[Start of section]
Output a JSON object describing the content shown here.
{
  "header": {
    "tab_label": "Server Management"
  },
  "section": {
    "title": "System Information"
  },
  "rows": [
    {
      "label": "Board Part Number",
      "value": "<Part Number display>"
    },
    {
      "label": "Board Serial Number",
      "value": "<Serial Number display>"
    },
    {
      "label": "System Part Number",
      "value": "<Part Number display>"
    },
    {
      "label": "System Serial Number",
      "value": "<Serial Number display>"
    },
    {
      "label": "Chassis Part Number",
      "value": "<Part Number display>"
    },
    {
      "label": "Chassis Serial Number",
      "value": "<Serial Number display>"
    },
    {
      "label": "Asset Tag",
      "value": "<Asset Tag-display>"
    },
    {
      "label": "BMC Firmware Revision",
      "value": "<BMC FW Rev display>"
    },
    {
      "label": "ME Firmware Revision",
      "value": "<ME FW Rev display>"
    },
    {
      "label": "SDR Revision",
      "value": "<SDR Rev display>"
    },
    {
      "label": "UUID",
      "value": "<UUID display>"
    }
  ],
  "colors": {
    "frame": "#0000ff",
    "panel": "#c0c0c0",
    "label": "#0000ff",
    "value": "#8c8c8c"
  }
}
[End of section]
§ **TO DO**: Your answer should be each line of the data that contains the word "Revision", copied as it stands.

§ **WORKED SOLUTION**:
      "label": "BMC Firmware Revision",
      "label": "ME Firmware Revision",
      "label": "SDR Revision",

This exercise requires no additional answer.